WORK INSTRUCTIONS:
The answer must be every line of the records below that contains the word "illustration".

DATA UNDER STUDY:
^^^^^^^^^^^^^^^^
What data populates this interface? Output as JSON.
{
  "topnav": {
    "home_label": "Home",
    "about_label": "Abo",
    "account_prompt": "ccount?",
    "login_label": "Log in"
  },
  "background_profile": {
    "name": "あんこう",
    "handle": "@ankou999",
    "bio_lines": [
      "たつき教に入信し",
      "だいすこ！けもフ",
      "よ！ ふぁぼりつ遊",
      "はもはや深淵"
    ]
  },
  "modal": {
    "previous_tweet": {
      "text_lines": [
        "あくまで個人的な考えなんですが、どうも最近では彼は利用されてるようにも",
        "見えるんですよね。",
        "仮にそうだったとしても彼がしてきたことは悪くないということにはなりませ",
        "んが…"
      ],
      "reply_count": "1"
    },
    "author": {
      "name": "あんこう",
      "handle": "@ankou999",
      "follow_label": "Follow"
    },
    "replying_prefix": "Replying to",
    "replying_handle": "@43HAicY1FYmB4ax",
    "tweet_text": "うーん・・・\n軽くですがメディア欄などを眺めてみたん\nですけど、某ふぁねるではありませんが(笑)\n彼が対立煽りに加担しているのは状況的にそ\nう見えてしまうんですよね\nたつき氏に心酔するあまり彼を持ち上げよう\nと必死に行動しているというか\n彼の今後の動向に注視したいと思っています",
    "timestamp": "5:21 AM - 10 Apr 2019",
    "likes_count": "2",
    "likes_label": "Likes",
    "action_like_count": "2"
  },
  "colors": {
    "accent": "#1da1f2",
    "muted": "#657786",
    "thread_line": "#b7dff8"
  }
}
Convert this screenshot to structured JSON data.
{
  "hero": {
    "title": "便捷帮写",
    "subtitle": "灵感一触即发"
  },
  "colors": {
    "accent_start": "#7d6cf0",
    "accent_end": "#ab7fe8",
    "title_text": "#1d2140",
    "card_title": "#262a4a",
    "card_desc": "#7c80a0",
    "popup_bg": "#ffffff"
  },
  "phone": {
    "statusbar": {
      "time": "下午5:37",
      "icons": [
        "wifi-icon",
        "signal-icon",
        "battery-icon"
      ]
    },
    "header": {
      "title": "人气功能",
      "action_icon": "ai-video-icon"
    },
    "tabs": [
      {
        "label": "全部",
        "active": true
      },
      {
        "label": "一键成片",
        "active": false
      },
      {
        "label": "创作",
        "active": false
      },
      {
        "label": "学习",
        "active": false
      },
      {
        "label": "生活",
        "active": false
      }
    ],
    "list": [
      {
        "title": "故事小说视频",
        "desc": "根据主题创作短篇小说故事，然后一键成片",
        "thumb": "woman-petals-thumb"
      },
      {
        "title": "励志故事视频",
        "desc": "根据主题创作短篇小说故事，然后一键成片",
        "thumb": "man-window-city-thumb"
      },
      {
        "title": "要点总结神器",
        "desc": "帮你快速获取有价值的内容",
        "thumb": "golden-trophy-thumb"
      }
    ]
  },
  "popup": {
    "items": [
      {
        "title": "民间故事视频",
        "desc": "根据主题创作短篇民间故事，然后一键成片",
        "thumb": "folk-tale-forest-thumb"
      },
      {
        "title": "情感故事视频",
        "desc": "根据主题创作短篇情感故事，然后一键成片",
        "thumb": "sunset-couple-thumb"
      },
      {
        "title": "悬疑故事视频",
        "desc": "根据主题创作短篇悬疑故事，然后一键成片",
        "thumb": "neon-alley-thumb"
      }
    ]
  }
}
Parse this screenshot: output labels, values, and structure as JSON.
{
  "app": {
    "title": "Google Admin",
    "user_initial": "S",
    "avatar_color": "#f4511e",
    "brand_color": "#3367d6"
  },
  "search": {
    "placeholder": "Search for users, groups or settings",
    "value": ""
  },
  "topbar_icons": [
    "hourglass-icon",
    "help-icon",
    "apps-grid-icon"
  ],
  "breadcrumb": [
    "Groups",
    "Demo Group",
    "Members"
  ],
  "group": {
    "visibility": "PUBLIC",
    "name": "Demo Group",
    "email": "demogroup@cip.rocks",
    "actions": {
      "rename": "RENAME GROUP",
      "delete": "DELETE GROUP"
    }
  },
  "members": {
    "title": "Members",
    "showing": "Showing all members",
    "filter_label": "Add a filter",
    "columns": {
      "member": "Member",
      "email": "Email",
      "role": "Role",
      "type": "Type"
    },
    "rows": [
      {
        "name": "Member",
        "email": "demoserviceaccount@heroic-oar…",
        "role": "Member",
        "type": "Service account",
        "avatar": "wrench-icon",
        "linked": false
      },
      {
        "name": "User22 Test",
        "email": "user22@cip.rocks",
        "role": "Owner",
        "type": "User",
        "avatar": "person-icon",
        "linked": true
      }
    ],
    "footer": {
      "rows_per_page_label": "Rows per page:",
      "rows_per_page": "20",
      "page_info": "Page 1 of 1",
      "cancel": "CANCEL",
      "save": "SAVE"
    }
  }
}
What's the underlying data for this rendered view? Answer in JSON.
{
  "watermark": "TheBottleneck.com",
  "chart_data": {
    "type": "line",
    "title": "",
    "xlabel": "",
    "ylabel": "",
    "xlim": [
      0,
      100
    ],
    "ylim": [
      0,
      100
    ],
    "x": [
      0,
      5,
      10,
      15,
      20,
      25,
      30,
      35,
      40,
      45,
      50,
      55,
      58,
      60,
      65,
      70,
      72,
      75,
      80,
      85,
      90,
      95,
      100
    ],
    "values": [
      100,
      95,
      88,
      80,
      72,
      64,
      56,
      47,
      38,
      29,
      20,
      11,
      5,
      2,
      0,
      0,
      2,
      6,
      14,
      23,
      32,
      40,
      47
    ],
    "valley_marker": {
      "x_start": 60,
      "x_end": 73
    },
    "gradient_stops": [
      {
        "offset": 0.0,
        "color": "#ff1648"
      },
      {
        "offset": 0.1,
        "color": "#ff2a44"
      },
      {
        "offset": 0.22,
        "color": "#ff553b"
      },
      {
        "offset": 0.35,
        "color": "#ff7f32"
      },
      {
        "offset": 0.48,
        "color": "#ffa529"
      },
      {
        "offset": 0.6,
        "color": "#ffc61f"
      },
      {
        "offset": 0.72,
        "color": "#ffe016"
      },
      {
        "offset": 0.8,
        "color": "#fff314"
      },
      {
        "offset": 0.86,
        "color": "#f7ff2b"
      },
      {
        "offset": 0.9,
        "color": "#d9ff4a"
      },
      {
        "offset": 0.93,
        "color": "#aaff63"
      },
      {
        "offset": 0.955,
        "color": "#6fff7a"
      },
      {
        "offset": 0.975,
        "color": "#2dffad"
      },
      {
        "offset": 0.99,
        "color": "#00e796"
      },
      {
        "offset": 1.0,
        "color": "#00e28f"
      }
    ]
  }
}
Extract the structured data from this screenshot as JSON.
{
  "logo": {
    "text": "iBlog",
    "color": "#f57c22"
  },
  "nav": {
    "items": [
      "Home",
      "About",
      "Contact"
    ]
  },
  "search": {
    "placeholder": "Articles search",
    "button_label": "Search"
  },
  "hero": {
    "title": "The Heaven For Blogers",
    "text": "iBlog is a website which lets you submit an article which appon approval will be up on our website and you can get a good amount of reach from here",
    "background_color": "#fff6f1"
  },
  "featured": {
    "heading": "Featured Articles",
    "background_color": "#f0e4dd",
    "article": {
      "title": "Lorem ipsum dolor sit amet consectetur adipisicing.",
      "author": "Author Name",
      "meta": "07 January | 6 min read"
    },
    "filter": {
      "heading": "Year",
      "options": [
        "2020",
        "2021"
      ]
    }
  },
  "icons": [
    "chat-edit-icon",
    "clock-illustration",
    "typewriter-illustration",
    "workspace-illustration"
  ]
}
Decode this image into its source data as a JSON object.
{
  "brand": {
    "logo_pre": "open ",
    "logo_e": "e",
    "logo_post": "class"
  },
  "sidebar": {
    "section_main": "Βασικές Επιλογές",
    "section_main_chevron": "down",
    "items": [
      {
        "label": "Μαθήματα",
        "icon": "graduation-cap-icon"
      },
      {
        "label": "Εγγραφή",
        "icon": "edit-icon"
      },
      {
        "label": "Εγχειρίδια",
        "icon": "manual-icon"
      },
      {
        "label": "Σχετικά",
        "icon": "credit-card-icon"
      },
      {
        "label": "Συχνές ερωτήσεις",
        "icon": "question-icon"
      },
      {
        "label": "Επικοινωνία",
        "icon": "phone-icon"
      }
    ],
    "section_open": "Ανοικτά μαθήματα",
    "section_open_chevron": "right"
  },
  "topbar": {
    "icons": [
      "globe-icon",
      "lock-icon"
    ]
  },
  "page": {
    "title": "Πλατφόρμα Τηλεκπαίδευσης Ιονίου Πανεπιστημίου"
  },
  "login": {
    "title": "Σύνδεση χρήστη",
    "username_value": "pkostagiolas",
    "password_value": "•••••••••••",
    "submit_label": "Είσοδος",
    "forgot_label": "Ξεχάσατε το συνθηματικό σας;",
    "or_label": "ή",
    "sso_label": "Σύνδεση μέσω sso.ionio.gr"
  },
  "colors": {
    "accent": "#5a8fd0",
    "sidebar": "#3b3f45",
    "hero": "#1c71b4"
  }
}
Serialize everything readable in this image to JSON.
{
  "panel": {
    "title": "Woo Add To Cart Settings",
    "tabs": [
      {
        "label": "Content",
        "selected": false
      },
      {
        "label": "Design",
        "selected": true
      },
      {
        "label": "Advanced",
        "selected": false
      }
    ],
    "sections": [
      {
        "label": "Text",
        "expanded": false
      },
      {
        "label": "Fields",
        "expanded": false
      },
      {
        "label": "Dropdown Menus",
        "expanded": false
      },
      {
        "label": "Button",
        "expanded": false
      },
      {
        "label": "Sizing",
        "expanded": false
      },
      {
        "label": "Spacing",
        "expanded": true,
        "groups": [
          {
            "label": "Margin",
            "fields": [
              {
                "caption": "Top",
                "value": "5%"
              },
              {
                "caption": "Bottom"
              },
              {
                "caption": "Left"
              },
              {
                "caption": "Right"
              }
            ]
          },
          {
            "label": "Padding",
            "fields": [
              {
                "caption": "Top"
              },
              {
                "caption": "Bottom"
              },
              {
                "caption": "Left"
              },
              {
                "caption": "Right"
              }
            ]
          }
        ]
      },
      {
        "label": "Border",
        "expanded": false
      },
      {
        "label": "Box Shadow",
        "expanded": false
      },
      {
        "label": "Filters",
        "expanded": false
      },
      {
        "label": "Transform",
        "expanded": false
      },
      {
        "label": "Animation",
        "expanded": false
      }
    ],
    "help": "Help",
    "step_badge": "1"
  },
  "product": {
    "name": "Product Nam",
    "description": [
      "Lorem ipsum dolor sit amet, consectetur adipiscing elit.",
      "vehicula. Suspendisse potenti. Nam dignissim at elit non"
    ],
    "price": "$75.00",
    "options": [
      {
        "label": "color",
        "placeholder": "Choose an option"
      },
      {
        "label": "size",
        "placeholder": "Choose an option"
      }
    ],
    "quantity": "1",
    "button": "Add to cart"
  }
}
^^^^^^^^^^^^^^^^
RESULT BELOW:
    "clock-illustration",
    "typewriter-illustration",
    "workspace-illustration"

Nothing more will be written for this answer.